9. Pace yourself ~ If you feel overwhelmed, slow down. It’s better to break plans than to follow through with them when you feel you are walking into a situation you don’t want to be in. When you feel you are reaching your limit pull back and don’t feel guilty about it.  Accept that you can’t do everything all at once.  However, better to pace yourself and attend part of it then to push too hard and end up missing everything.

10. Listening to your needs is an on going process.  Your body really does whisper first before screaming at you.  If you feel uncomfortable with someone or in a situation, LISTEN TO THAT FEELING.  Your spidey sense went off and is trying to warn you.

11. Maintain your privacy ~ Properly managing PTSD during anniversaries of traumatic events or holidays does not require you to explain this trauma response or the cause or justify your feelings to everyone you know.

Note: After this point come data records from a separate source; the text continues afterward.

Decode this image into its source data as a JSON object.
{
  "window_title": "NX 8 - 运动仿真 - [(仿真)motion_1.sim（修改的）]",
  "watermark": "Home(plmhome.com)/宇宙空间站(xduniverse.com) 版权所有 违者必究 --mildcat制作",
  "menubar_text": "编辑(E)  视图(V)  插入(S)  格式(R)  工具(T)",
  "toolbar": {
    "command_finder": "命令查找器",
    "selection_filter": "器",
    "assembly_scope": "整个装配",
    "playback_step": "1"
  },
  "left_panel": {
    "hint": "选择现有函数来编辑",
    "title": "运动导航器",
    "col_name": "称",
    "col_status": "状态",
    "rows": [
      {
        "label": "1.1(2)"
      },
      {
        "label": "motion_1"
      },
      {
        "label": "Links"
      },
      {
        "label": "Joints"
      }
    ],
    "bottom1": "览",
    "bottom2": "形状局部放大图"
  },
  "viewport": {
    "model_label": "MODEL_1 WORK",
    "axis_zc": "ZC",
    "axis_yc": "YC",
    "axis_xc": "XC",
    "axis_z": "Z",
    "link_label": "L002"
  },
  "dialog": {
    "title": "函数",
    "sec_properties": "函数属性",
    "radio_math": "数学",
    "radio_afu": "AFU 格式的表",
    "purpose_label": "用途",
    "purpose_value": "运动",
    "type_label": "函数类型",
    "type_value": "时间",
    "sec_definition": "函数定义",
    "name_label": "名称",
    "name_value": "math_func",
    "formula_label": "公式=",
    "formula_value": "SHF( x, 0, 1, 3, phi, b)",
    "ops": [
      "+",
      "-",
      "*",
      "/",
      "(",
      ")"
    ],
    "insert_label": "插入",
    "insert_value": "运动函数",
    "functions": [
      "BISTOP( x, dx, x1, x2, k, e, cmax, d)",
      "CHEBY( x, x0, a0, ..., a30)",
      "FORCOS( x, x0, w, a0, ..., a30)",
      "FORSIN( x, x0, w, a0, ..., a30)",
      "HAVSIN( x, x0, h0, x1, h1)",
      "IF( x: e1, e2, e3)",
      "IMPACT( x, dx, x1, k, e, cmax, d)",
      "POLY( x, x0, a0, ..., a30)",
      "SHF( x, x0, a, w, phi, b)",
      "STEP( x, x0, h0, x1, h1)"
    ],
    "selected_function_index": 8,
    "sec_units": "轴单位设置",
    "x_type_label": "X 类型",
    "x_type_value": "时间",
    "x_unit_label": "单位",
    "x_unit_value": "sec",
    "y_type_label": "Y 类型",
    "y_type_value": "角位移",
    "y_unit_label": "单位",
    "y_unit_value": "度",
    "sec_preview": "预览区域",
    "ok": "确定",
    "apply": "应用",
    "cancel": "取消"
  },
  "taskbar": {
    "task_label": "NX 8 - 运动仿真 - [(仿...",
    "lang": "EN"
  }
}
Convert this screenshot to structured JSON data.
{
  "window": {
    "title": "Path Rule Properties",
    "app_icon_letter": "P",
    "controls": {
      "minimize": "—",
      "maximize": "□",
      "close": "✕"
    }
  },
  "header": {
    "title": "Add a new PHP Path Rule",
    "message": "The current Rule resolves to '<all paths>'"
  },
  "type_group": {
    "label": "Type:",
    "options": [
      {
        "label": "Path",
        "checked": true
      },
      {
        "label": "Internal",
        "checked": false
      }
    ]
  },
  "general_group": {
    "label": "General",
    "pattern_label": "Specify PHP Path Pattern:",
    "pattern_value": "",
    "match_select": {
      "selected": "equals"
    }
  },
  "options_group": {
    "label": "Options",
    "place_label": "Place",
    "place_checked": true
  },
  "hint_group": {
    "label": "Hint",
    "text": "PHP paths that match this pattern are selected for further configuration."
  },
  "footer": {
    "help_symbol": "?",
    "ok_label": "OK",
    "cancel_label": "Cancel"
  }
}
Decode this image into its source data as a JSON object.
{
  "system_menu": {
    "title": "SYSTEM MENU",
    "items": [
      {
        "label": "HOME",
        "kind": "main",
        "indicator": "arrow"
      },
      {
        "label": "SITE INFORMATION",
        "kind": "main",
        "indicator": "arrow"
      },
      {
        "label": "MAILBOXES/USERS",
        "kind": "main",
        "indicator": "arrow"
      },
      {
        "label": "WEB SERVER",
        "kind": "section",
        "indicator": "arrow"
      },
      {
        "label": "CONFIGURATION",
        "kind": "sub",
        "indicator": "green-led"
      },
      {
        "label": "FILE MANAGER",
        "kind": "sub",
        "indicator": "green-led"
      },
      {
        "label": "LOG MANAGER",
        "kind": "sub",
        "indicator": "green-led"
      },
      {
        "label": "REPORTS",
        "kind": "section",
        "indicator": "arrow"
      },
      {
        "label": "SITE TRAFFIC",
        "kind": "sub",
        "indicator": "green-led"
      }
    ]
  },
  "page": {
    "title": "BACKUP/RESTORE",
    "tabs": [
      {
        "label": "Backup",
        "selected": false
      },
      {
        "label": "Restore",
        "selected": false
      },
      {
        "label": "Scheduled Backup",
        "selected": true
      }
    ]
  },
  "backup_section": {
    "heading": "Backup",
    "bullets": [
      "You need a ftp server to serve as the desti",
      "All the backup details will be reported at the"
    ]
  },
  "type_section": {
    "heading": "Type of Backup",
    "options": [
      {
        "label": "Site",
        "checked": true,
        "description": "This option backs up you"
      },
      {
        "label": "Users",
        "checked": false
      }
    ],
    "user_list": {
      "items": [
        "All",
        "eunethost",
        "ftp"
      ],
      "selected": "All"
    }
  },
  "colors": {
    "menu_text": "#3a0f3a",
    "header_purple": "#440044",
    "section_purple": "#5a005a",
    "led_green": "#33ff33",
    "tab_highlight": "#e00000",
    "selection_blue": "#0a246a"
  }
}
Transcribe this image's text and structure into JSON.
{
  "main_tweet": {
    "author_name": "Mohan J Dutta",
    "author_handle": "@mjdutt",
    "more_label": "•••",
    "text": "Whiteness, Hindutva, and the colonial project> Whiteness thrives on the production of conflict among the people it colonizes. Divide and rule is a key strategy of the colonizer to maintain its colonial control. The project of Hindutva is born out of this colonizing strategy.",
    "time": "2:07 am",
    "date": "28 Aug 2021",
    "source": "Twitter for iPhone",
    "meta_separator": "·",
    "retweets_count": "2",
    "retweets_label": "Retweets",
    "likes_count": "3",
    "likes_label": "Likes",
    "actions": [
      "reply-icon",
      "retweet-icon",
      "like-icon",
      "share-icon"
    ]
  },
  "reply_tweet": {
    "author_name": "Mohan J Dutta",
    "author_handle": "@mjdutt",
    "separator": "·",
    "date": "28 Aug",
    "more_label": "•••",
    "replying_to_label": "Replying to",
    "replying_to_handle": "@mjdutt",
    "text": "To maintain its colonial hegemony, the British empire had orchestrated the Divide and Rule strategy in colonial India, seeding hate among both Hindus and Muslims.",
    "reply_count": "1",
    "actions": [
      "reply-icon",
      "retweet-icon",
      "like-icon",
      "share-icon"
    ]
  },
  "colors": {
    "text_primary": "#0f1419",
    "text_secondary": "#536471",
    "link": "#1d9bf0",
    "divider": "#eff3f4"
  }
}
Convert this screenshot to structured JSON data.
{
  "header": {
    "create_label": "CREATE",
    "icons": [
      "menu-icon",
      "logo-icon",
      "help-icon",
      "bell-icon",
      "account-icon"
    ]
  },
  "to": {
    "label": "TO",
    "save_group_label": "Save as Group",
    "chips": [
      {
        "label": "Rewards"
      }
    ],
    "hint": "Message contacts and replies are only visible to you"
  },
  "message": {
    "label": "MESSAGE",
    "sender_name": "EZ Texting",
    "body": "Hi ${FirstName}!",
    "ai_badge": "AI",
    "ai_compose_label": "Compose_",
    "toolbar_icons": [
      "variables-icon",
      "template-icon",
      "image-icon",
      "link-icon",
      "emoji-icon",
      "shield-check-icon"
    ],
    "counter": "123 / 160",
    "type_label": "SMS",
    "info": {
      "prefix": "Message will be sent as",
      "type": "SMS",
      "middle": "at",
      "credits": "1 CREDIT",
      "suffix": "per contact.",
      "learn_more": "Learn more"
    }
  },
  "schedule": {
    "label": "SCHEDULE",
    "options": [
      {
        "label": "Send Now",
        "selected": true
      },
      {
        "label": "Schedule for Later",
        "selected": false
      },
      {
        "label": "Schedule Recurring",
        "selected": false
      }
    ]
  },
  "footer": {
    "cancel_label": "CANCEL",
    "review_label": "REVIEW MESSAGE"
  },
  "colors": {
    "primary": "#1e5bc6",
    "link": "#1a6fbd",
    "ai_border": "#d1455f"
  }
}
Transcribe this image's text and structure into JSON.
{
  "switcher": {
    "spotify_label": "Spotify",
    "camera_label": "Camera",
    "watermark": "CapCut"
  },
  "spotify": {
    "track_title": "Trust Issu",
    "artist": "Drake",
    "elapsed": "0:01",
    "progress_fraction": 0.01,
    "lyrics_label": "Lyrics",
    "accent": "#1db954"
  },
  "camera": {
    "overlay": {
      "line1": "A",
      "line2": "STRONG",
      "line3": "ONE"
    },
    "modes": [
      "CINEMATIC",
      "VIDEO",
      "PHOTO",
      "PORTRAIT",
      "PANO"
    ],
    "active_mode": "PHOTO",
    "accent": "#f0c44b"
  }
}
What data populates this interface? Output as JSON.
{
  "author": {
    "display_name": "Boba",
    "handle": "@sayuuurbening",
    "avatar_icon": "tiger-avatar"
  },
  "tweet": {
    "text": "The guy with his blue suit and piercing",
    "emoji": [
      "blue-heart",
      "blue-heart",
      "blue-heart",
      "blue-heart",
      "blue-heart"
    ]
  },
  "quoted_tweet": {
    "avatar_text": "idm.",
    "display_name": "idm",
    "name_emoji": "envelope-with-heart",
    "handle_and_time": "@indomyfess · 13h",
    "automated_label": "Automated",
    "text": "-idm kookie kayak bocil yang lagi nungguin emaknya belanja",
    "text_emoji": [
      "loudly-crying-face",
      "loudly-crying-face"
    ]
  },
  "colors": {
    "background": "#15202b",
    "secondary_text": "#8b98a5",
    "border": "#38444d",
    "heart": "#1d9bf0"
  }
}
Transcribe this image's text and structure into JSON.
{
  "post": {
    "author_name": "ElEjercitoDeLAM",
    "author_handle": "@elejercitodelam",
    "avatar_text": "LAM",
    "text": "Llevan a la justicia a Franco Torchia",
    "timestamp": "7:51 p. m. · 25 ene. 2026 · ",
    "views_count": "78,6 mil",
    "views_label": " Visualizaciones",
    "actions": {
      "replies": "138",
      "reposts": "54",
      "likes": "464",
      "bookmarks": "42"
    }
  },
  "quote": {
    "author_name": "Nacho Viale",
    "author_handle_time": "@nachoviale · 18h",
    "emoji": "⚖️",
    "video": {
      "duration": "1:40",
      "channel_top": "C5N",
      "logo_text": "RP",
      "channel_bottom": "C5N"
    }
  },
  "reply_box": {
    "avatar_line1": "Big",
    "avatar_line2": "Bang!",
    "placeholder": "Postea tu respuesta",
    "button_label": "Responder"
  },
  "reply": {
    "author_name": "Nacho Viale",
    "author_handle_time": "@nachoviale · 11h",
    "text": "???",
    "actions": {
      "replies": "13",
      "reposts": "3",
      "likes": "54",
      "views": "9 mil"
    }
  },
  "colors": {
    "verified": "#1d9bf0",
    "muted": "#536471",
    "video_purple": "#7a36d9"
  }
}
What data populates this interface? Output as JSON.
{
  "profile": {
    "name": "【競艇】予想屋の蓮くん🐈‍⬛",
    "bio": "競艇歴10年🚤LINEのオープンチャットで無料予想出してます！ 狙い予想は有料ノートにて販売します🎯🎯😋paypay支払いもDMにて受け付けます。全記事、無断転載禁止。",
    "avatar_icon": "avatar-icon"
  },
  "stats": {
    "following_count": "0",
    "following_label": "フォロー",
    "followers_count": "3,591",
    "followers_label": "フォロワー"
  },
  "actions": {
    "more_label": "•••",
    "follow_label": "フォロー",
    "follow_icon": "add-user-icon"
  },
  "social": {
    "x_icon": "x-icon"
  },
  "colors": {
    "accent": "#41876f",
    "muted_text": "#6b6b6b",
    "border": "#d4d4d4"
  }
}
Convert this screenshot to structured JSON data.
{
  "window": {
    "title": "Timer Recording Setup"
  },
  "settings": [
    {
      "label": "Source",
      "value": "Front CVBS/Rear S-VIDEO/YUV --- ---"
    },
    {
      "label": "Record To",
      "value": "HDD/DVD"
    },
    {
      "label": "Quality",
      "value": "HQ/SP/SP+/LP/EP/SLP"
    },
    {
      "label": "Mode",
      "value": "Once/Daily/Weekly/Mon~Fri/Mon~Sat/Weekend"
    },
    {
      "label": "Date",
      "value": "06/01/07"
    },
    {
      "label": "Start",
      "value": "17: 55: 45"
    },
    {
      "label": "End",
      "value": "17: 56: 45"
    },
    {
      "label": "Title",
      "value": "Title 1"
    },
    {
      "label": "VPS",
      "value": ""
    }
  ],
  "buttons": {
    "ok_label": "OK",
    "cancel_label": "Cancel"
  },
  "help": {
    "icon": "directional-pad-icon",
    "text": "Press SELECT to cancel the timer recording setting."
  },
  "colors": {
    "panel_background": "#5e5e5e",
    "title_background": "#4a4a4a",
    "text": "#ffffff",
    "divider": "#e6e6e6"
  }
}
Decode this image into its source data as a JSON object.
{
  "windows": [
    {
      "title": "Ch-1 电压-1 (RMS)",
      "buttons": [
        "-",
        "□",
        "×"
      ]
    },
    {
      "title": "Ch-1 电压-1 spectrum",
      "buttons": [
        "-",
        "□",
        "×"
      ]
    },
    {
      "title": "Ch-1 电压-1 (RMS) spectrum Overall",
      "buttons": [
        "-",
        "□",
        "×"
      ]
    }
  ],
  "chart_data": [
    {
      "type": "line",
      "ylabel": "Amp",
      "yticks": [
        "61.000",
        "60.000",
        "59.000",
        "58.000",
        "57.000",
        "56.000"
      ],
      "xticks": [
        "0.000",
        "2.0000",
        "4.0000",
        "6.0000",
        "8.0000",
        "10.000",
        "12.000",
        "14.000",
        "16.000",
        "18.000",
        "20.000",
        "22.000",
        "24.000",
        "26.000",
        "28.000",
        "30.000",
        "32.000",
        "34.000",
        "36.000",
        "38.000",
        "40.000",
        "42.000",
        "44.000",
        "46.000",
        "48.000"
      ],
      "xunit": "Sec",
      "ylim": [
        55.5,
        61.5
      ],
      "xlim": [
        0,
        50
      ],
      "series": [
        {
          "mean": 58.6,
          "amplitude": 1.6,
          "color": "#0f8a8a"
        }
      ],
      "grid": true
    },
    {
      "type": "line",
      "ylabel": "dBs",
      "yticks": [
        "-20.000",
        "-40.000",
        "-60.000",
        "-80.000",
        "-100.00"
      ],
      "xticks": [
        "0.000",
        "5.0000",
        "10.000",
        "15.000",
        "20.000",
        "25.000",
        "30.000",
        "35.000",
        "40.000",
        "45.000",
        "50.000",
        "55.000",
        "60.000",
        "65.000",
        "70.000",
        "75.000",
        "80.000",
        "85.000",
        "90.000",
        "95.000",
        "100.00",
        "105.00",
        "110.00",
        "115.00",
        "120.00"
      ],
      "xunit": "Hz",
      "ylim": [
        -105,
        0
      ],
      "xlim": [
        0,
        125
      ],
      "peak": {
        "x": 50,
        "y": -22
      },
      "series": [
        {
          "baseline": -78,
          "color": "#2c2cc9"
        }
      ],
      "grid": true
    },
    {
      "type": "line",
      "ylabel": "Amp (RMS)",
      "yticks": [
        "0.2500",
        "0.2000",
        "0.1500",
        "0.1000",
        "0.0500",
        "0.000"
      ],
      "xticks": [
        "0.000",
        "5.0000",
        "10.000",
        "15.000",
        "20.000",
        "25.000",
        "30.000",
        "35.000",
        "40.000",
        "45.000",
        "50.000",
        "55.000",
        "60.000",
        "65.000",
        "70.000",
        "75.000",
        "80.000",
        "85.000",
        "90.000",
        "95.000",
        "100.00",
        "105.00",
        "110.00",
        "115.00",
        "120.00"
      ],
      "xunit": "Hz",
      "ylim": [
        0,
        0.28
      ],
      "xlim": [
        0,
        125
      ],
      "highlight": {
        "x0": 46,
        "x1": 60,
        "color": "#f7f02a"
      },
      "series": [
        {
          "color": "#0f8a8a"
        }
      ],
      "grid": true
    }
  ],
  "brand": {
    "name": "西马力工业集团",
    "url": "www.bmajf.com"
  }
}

It’s alright to decline an invitation without giving a full explanation as to why. Certainly share your reason with people you trust and love, but for others a simple, “NO” thank you,” is enough.

12. Do what feels right for you In every moment follow your intuition. Your own inner voice knows what you need, and how and when listen to it. Be kind to yourself and keep your own inner voice in check, healing takes time and this challenging survivor path you are on is not easy, we know this.

13. Never let the fear of what other people think stop you from being yourself.
If at all possible do whatever you can to find a reason to laugh it is incredible medicine, be kind to yourself and know you are loved.

Reminder – You can light up a pitch black room with one tiny candle but you can’t do the opposite.

This column s not a substitute for medical advice.


Free Parenting Classes for Winnemucca, Rural Nevada, and all of Nevada via QPI Nevada!




Did you know November is National Adoption and Caregiver Month? 



As part of raising awareness we want to let you all know about an amazing site that offers a tremendous amount of information and free online classes for all caregivers-and those who work in the field too. 


Thanks to the state of Nevada, this site is AWESOME! We encourage everyone to take a look at it. Absolutely FREE! You can watch the videos and earn certificates in each section, watch from computer, phone, kindle, etc. anytime.


Click on the link, go to "rural training" (unless you're in the Clark or Washoe areas) and a very long list of all the topics and videos will show up. Some are short, some longer, all worthwhile!
EXCELLENT for caregivers, parents, foster families, and those of us who work in the field. So many excellent topics and sections to choose from and they meet state requirements for parents and caregivers who may need the courses. :-D


Check it out now!http://www.qpinevada.org